What is required:
Print out the records precisely, keeping each line identical to its source.

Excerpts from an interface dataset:
────────────────────────────────────────

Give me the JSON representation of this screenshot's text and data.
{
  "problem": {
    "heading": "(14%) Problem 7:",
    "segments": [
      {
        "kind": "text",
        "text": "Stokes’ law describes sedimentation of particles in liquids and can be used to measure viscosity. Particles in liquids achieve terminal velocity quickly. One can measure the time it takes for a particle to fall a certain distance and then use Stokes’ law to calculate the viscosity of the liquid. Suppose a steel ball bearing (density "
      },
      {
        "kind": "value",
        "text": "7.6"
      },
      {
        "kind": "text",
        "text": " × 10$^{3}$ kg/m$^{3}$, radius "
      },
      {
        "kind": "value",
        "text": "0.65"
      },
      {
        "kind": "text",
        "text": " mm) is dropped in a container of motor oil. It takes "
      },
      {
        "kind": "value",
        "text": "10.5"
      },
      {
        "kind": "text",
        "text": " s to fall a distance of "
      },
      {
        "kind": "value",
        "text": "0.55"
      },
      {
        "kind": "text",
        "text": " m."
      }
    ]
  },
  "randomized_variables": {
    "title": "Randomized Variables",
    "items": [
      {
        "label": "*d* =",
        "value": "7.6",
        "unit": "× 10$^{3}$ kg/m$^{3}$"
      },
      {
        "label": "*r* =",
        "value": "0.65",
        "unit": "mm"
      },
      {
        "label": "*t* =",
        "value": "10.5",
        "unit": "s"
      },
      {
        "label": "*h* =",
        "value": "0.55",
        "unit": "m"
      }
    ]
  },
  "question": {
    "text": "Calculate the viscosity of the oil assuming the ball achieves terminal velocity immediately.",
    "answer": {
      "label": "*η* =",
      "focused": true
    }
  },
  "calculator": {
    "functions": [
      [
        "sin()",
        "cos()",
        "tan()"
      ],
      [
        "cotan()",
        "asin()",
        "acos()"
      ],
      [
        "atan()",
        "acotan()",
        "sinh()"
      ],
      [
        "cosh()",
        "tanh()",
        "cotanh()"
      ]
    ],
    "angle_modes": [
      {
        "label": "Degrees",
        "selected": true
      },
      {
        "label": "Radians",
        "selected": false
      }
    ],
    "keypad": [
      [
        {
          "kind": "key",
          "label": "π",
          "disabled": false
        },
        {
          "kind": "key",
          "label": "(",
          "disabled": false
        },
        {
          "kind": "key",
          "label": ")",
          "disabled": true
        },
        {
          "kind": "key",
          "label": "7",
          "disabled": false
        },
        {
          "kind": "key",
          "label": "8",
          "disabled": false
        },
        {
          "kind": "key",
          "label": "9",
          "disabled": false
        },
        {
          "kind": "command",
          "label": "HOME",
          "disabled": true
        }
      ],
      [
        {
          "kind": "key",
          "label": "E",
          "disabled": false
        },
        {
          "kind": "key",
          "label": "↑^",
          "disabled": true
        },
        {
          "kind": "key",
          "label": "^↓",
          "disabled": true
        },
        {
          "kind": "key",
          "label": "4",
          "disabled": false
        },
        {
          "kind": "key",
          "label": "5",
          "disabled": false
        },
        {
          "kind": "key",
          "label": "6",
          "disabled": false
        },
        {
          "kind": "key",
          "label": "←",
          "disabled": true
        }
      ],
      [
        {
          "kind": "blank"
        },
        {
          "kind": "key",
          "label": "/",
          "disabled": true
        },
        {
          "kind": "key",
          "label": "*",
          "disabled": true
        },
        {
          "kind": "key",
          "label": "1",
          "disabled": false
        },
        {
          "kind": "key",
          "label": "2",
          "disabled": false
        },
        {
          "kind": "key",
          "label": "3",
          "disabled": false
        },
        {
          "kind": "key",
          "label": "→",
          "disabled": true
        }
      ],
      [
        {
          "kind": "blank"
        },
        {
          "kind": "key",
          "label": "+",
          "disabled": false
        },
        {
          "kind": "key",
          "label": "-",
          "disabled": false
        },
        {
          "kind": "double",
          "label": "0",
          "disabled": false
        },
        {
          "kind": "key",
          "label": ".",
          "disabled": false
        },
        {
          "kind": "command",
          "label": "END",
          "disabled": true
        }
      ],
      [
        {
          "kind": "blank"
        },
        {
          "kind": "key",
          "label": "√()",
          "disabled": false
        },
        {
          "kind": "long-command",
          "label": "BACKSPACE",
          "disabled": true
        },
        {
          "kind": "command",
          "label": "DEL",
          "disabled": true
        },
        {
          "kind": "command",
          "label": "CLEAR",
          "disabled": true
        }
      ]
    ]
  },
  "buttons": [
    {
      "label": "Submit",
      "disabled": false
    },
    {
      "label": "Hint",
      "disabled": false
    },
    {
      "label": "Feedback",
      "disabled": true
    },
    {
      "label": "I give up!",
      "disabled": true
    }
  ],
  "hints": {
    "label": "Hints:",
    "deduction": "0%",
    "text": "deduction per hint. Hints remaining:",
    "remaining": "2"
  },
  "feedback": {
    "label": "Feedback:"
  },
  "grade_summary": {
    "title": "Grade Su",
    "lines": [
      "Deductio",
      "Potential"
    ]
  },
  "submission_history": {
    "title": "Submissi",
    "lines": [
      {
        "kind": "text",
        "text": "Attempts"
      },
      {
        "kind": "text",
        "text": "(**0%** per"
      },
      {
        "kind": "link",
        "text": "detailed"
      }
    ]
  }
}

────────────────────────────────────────

Result for this task:
Give me the JSON representation of this screenshot's text and data.
{
  "problem": {
    "heading": "(14%) Problem 7:",
    "segments": [
      {
        "kind": "text",
        "text": "Stokes’ law describes sedimentation of particles in liquids and can be used to measure viscosity. Particles in liquids achieve terminal velocity quickly. One can measure the time it takes for a particle to fall a certain distance and then use Stokes’ law to calculate the viscosity of the liquid. Suppose a steel ball bearing (density "
      },
      {
        "kind": "value",
        "text": "7.6"
      },
      {
        "kind": "text",
        "text": " × 10$^{3}$ kg/m$^{3}$, radius "
      },
      {
        "kind": "value",
        "text": "0.65"
      },
      {
        "kind": "text",
        "text": " mm) is dropped in a container of motor oil. It takes "
      },
      {
        "kind": "value",
        "text": "10.5"
      },
      {
        "kind": "text",
        "text": " s to fall a distance of "
      },
      {
        "kind": "value",
        "text": "0.55"
      },
      {
        "kind": "text",
        "text": " m."
      }
    ]
  },
  "randomized_variables": {
    "title": "Randomized Variables",
    "items": [
      {
        "label": "*d* =",
        "value": "7.6",
        "unit": "× 10$^{3}$ kg/m$^{3}$"
      },
      {
        "label": "*r* =",
        "value": "0.65",
        "unit": "mm"
      },
      {
        "label": "*t* =",
        "value": "10.5",
        "unit": "s"
      },
      {
        "label": "*h* =",
        "value": "0.55",
        "unit": "m"
      }
    ]
  },
  "question": {
    "text": "Calculate the viscosity of the oil assuming the ball achieves terminal velocity immediately.",
    "answer": {
      "label": "*η* =",
      "focused": true
    }
  },
  "calculator": {
    "functions": [
      [
        "sin()",
        "cos()",
        "tan()"
      ],
      [
        "cotan()",
        "asin()",
        "acos()"
      ],
      [
        "atan()",
        "acotan()",
        "sinh()"
      ],
      [
        "cosh()",
        "tanh()",
        "cotanh()"
      ]
    ],
    "angle_modes": [
      {
        "label": "Degrees",
        "selected": true
      },
      {
        "label": "Radians",
        "selected": false
      }
    ],
    "keypad": [
      [
        {
          "kind": "key",
          "label": "π",
          "disabled": false
        },
        {
          "kind": "key",
          "label": "(",
          "disabled": false
        },
        {
          "kind": "key",
          "label": ")",
          "disabled": true
        },
        {
          "kind": "key",
          "label": "7",
          "disabled": false
        },
        {
          "kind": "key",
          "label": "8",
          "disabled": false
        },
        {
          "kind": "key",
          "label": "9",
          "disabled": false
        },
        {
          "kind": "command",
          "label": "HOME",
          "disabled": true
        }
      ],
      [
        {
          "kind": "key",
          "label": "E",
          "disabled": false
        },
        {
          "kind": "key",
          "label": "↑^",
          "disabled": true
        },
        {
          "kind": "key",
          "label": "^↓",
          "disabled": true
        },
        {
          "kind": "key",
          "label": "4",
          "disabled": false
        },
        {
          "kind": "key",
          "label": "5",
          "disabled": false
        },
        {
          "kind": "key",
          "label": "6",
          "disabled": false
        },
        {
          "kind": "key",
          "label": "←",
          "disabled": true
        }
      ],
      [
        {
          "kind": "blank"
        },
        {
          "kind": "key",
          "label": "/",
          "disabled": true
        },
        {
          "kind": "key",
          "label": "*",
          "disabled": true
        },
        {
          "kind": "key",
          "label": "1",
          "disabled": false
        },
        {
          "kind": "key",
          "label": "2",
          "disabled": false
        },
        {
          "kind": "key",
          "label": "3",
          "disabled": false
        },
        {
          "kind": "key",
          "label": "→",
          "disabled": true
        }
      ],
      [
        {
          "kind": "blank"
        },
        {
          "kind": "key",
          "label": "+",
          "disabled": false
        },
        {
          "kind": "key",
          "label": "-",
          "disabled": false
        },
        {
          "kind": "double",
          "label": "0",
          "disabled": false
        },
        {
          "kind": "key",
          "label": ".",
          "disabled": false
        },
        {
          "kind": "command",
          "label": "END",
          "disabled": true
        }
      ],
      [
        {
          "kind": "blank"
        },
        {
          "kind": "key",
          "label": "√()",
          "disabled": false
        },
        {
          "kind": "long-command",
          "label": "BACKSPACE",
          "disabled": true
        },
        {
          "kind": "command",
          "label": "DEL",
          "disabled": true
        },
        {
          "kind": "command",
          "label": "CLEAR",
          "disabled": true
        }
      ]
    ]
  },
  "buttons": [
    {
      "label": "Submit",
      "disabled": false
    },
    {
      "label": "Hint",
      "disabled": false
    },
    {
      "label": "Feedback",
      "disabled": true
    },
    {
      "label": "I give up!",
      "disabled": true
    }
  ],
  "hints": {
    "label": "Hints:",
    "deduction": "0%",
    "text": "deduction per hint. Hints remaining:",
    "remaining": "2"
  },
  "feedback": {
    "label": "Feedback:"
  },
  "grade_summary": {
    "title": "Grade Su",
    "lines": [
      "Deductio",
      "Potential"
    ]
  },
  "submission_history": {
    "title": "Submissi",
    "lines": [
      {
        "kind": "text",
        "text": "Attempts"
      },
      {
        "kind": "text",
        "text": "(**0%** per"
      },
      {
        "kind": "link",
        "text": "detailed"
      }
    ]
  }
}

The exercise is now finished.